# Exercise instructions:
Your answer must be a single number: how many lines in the records include the word "selected".
START Records for the exercise
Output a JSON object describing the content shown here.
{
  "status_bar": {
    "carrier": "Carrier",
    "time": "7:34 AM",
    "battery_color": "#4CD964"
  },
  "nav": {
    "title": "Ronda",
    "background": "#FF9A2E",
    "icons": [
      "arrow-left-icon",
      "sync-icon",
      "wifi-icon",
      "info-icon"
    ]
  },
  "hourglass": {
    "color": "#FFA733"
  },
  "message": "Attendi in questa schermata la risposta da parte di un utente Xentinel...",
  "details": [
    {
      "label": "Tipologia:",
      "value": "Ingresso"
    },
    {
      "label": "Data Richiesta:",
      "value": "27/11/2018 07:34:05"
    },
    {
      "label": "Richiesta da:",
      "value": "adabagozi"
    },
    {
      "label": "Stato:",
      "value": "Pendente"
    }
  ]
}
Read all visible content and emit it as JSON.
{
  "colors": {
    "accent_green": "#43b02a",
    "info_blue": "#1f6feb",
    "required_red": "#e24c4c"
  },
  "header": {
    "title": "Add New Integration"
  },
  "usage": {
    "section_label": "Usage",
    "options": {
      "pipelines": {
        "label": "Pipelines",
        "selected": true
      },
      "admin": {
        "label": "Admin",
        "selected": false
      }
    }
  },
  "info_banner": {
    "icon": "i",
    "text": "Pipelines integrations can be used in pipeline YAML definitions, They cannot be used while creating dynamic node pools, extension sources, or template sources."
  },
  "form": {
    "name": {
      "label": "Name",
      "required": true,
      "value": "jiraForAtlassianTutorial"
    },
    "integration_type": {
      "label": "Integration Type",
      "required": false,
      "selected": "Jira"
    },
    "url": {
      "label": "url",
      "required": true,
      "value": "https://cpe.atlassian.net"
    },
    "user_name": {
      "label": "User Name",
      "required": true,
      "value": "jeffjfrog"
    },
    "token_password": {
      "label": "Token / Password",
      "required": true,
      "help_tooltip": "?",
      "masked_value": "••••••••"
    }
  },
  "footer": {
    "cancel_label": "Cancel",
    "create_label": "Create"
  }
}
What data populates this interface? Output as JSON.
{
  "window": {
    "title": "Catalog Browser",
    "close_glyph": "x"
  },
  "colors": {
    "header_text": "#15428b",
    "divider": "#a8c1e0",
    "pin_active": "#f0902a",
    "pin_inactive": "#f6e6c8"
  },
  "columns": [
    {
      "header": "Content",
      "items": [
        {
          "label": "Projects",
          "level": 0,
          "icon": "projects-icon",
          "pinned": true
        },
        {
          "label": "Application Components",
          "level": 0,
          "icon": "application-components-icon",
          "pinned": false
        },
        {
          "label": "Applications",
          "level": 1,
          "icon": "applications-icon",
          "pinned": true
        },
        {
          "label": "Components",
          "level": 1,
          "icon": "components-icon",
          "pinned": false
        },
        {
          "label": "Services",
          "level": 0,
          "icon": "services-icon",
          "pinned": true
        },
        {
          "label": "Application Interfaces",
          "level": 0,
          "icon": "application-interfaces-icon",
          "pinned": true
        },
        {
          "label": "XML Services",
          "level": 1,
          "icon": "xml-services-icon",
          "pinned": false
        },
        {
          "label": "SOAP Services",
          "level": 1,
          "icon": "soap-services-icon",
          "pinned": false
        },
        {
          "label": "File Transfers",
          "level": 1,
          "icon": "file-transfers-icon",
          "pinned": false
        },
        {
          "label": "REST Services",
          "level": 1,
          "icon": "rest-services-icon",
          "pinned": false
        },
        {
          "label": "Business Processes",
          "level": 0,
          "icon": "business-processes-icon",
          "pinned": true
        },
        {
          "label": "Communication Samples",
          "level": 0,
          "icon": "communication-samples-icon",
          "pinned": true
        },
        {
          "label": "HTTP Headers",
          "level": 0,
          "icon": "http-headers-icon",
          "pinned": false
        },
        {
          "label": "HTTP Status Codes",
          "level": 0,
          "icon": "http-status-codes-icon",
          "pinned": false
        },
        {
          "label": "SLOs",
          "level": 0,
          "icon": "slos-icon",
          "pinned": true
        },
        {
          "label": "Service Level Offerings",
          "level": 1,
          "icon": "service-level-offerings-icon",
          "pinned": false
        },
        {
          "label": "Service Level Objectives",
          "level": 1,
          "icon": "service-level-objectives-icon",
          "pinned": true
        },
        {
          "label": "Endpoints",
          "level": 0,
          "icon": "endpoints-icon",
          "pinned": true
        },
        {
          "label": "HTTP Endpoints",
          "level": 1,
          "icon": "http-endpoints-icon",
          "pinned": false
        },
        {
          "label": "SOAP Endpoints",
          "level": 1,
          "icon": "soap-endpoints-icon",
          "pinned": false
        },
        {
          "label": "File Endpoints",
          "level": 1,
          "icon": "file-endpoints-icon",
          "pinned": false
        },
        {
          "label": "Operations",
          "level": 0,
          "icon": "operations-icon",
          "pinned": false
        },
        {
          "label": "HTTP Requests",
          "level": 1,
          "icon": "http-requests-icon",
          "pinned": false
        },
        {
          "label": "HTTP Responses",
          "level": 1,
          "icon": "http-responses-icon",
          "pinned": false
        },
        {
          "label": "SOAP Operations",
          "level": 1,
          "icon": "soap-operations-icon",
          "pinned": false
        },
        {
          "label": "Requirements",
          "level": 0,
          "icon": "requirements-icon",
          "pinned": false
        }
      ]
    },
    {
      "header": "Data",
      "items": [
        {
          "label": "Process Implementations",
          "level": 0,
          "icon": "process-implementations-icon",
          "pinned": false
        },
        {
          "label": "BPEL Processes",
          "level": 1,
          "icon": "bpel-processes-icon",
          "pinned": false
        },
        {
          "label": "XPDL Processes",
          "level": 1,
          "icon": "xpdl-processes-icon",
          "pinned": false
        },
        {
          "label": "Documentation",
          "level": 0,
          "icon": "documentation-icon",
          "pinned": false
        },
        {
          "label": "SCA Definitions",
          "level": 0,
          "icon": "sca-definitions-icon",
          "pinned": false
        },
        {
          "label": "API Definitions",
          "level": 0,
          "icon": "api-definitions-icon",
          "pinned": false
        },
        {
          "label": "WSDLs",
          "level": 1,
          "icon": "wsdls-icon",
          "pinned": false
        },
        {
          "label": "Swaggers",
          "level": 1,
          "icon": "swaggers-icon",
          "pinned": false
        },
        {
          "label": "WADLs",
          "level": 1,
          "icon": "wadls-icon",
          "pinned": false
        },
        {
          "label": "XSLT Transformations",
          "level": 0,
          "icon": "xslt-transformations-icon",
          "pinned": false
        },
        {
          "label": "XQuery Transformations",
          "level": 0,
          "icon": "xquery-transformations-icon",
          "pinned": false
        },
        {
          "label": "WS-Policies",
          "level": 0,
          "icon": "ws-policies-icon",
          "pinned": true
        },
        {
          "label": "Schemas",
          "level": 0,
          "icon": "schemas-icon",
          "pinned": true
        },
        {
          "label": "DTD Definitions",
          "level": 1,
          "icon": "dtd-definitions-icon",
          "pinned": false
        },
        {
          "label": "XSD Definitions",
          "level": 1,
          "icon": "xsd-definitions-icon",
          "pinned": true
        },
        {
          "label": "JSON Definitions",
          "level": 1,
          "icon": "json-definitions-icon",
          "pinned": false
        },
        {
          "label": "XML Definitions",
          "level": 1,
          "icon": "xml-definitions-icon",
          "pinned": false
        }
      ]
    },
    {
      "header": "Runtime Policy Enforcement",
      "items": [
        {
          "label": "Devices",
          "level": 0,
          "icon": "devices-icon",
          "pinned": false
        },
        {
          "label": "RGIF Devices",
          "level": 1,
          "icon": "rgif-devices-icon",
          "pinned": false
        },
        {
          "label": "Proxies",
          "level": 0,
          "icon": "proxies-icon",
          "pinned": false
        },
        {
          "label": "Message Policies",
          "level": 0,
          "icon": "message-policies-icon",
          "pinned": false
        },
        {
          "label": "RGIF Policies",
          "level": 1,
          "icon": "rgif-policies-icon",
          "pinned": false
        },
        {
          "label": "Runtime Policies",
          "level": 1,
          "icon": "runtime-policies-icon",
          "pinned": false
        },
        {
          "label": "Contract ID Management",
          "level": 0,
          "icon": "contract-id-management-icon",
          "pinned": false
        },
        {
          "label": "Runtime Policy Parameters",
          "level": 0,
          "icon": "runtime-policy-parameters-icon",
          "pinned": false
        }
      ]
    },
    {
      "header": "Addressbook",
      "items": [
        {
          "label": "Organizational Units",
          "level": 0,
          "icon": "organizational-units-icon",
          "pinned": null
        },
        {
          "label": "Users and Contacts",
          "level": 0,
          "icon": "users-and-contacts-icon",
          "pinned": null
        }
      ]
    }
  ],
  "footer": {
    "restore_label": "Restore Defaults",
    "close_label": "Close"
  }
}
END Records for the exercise
# Answer to this task:
3